= Beginning of Section =

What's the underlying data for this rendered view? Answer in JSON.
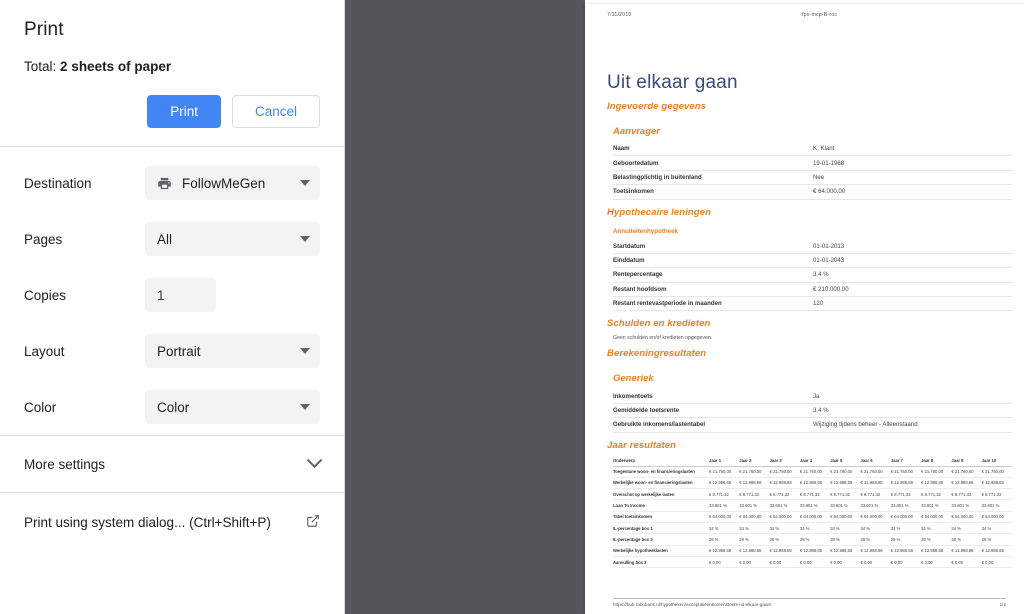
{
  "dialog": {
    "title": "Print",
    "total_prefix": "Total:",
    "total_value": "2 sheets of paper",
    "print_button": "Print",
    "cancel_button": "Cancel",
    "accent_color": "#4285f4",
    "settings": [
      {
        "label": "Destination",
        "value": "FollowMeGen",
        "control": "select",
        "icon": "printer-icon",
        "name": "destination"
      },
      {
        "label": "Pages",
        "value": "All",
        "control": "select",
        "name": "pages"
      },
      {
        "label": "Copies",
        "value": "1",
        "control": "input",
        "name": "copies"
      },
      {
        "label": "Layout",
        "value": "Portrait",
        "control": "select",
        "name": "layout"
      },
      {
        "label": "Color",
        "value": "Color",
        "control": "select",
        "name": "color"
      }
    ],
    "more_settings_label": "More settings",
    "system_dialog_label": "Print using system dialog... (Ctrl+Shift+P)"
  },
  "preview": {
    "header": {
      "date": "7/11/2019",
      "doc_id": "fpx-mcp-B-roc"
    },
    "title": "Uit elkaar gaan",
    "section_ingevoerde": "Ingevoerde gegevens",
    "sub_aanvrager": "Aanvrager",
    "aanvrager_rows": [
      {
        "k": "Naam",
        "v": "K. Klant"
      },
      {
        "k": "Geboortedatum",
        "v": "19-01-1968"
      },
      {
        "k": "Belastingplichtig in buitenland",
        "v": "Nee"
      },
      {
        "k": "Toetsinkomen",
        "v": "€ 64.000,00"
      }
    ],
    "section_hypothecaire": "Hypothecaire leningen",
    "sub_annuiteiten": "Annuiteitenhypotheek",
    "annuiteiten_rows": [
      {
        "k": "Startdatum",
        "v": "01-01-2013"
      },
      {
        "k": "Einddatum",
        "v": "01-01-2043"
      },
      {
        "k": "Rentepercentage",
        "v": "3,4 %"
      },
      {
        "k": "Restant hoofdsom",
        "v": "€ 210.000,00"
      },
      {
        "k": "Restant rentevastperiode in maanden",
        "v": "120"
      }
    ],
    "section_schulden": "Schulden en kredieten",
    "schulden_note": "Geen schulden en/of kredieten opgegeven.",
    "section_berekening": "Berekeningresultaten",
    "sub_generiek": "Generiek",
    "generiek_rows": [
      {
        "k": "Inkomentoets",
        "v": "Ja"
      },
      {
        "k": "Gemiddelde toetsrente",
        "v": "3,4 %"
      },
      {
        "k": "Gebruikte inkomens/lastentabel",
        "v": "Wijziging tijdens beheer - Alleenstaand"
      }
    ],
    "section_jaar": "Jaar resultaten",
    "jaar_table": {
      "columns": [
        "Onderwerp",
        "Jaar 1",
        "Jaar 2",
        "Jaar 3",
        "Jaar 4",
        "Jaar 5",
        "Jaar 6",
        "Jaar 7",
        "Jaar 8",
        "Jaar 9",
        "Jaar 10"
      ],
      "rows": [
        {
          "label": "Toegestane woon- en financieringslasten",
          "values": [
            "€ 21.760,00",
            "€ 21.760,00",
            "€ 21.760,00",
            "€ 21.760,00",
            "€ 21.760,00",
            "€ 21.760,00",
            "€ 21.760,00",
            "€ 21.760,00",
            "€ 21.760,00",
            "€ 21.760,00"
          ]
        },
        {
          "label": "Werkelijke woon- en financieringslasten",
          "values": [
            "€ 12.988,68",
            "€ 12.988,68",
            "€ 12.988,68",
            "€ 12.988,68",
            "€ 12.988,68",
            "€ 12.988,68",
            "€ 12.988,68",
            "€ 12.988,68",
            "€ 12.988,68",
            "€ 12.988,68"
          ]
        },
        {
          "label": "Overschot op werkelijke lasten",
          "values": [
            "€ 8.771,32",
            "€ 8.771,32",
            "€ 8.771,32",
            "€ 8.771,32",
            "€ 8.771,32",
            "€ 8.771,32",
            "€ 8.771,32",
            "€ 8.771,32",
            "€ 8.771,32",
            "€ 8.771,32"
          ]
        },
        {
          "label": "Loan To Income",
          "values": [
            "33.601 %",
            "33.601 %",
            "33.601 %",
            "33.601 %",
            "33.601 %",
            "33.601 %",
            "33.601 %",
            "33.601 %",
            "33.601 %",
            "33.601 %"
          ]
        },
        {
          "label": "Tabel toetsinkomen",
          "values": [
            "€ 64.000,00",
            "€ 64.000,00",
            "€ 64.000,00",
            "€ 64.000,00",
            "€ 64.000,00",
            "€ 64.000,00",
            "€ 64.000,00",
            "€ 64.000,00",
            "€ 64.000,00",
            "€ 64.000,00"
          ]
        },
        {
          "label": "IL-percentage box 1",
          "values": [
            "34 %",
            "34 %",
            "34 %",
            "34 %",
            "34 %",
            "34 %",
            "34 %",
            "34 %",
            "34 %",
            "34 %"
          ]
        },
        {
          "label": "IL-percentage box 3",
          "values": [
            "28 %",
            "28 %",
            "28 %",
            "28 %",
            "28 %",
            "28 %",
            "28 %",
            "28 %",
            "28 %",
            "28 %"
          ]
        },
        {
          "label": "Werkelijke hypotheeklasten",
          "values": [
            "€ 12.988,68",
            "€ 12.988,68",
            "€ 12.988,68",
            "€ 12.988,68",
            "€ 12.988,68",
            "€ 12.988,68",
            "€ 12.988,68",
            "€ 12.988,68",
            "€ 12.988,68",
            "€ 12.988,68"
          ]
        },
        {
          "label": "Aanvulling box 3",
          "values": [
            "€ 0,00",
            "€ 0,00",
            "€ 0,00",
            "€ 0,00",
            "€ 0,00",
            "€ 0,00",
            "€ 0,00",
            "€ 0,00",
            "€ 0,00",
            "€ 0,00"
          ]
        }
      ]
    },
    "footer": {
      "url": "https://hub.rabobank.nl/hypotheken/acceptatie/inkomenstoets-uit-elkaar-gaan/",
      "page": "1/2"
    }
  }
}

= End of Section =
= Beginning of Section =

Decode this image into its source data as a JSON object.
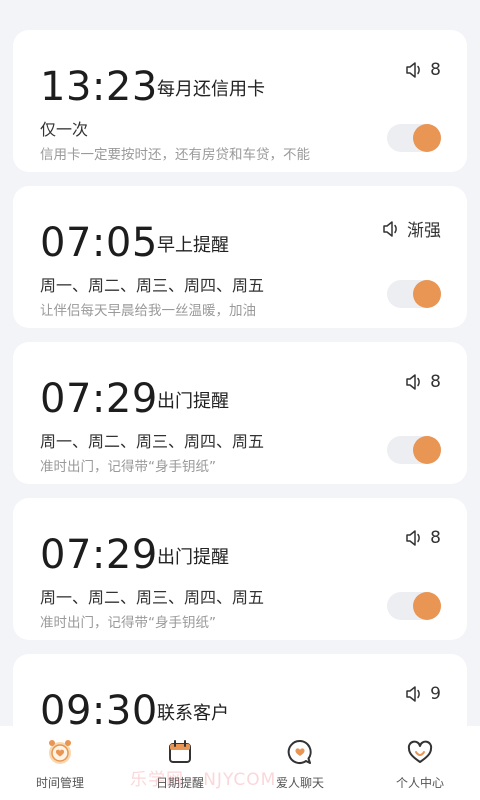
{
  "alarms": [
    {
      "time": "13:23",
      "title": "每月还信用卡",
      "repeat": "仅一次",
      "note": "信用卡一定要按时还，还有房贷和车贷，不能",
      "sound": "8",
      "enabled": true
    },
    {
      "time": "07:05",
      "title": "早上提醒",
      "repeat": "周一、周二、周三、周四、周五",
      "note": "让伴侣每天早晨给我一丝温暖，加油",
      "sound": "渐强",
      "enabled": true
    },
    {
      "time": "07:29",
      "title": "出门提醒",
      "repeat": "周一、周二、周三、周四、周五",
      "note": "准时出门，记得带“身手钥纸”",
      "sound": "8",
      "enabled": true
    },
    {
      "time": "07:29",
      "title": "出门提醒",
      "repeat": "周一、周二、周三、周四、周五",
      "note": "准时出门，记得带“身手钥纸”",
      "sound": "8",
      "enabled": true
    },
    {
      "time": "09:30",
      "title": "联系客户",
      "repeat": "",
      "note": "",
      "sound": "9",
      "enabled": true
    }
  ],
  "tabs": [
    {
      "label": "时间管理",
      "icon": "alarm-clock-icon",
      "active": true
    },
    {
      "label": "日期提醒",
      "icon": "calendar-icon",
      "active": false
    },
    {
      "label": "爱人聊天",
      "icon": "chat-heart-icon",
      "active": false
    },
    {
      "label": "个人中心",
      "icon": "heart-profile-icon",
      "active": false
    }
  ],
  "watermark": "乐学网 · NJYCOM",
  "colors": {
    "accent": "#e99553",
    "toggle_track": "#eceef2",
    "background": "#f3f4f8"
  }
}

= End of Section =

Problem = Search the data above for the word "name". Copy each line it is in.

Task answer =
        "name": "destination"
        "name": "pages"
        "name": "copies"
        "name": "layout"
        "name": "color"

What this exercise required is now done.